By Griffin Brammer, Staff Writer
Xavier’s curriculum teaches nursing students the importance of a holistic approach to nursing. This means that a nurse should learn to care for the whole patient, not just the area that’s hurting. This is ironic, because the College of Nursing is not holistic in regard to its own students. Mental wellbeing is not a high priority for the College of Nursing. It’s all against one and one for themself.
Since this sentiment has been said to death, I will be brief when I say that nursing is a high-stress environment. Clinicals, labs and a whole textbook for just nursing diagnoses: It’s a lot to take in, especially in such a short amount of time. All worth it for one of the best programs in all the state of Ohio, right?
You’d expect a university that prides itself on its nursing program would want their student nurses to succeed. Unfortunately, success doesn’t matter unless it’s the college’s success. As long as that 98% post-graduation career rate stays up, the College of Nursing doesn’t care who ends up in the psych ward along the way. A few fallen students is a small price to pay so long as admission rates stay high, I suppose.
Recently, the school of nursing went along with a decision that changed the term “patient” to “client” instead. It’s an unpopular decision among some students, as it seems to imply that the “client” is only there to give the hospital money, not receive treatment. This idea of giving versus receiving is suspiciously present in Xavier’s nursing school. Nursing students are no longer Xavier’s patients; now, we’re their clients.
There is no room for individuality in the nursing program. You are merely part of a whole — a number rather than a name. We are required to give so much while receiving so very little in return. They’re providing us with an obscene amount of content and expecting students to know everything with no room for error by the next class.
When I was pulled out of class by my nursing professor and told that my mental health was a distraction to the other students learning, I started to cry. How could MY mental health, something so exclusive and impactful to only myself, be affecting others? How could we be on such a tight timeframe that a struggling student is treated as a nuisance, rather than a concern that needs to be looked out for?
I was confused, but that confusion turned to anger.
My professor’s prognosis was to talk to TriHealth before I could come back to class. I told her I would, but first turned the opposite direction of the elevator to grab a tissue. “Are you going to TriHealth or not?” she said.
One of the many roles of the nurse is an educator, and when educating a patient, a therapeutic tone is vital. So why is it, then, that a nurse must use a therapeutic vernacular with their patient, but when a nurse teaches a class of students, that language is dropped completely?
Why is it that, every time I’ve struggled with my mental health, the nursing staff has called me the same thing? A distraction. An issue. An inhibitor to education. Though I recognize that my instructors may not have meant the tone their words carried, I now often sit in silence when confused about content or curriculum, afraid that I might get too overwhelmed again and be called the problem child of Xavier nursing.
The College of Nursing wants complacency.
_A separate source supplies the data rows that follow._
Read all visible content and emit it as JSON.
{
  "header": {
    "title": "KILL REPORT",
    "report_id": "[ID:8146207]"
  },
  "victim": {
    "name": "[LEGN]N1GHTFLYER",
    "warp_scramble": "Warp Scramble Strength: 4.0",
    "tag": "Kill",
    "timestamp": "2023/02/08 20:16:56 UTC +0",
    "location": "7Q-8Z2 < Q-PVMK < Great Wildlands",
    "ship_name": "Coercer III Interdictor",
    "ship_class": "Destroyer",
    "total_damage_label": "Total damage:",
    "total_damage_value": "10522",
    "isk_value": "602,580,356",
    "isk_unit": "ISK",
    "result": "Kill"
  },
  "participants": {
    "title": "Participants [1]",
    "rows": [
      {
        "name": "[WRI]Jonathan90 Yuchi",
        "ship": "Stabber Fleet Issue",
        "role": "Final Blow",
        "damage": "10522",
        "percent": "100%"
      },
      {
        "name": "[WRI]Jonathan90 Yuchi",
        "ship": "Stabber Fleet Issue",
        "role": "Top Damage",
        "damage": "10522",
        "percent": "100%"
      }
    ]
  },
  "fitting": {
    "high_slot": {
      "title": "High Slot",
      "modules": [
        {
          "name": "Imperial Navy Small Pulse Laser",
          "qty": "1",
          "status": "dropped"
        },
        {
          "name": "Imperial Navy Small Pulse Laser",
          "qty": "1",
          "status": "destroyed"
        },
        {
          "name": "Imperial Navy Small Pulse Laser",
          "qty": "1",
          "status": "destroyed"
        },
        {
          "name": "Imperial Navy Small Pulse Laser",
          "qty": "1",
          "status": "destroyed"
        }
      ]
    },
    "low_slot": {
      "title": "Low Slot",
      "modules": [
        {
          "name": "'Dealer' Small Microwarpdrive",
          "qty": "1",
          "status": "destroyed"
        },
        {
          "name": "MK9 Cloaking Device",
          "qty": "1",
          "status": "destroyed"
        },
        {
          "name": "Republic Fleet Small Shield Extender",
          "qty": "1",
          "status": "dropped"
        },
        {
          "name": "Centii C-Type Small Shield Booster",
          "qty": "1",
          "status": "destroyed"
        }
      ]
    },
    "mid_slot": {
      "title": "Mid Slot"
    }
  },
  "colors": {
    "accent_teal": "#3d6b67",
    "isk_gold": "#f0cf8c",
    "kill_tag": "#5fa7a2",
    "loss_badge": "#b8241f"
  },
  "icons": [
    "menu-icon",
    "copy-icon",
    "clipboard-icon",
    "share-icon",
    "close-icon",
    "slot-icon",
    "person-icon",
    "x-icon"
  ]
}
They want silence. Xavier wants their nursing students to grin and bear it, because to them, a healthy nurse is a happy nurse. To them, if a student nurse doesn’t outwardly exhibit signs of struggling, it’s justifiable to cram content down their throat. And don’t you dare think of prioritizing your mental health over your classes, because the nursing curriculum is more than happy to remind you that you will be kicked out if your GPA gets too low.
There is no accountability in the program. Last year, I was taught the importance of self care, and Xavier has relied too heavily on trusting students to take care of themselves. However, we can’t always be expected to take care of ourselves. It’s so unreasonably hard to even bring yourself out of bed sometimes. Considering my previous experiences with talking to my professors about mental health, however, I think I’d prefer rotting in bed. If I can’t help myself, and the college has created a culture of coldness, who can I ask for help? No one. Instead, I am left to fall deeper into my own detriment.
They think they are creating independence, but instead they created an atmosphere of apathy — one where the first-year student learns about transcultural nursing, nephron loops and how to put their mental health on the back burner, because the Xavier College of Nursing simply does not care.
Last year, spending a week in the Good Samaritan hospital’s psych ward, I was desperate to get better and get out, but not for myself. My biggest concern was how much time I would have to make up and the anatomy exams I was missing. Even now, heavy bags hanging under my eyes and my brain aching from the hot blood that flows through it after every nursing lecture, I feel hopeless for this college. You hear the same stories from every generation of student nurses. Like I said, we’re all the same here. I’ll always be just a number.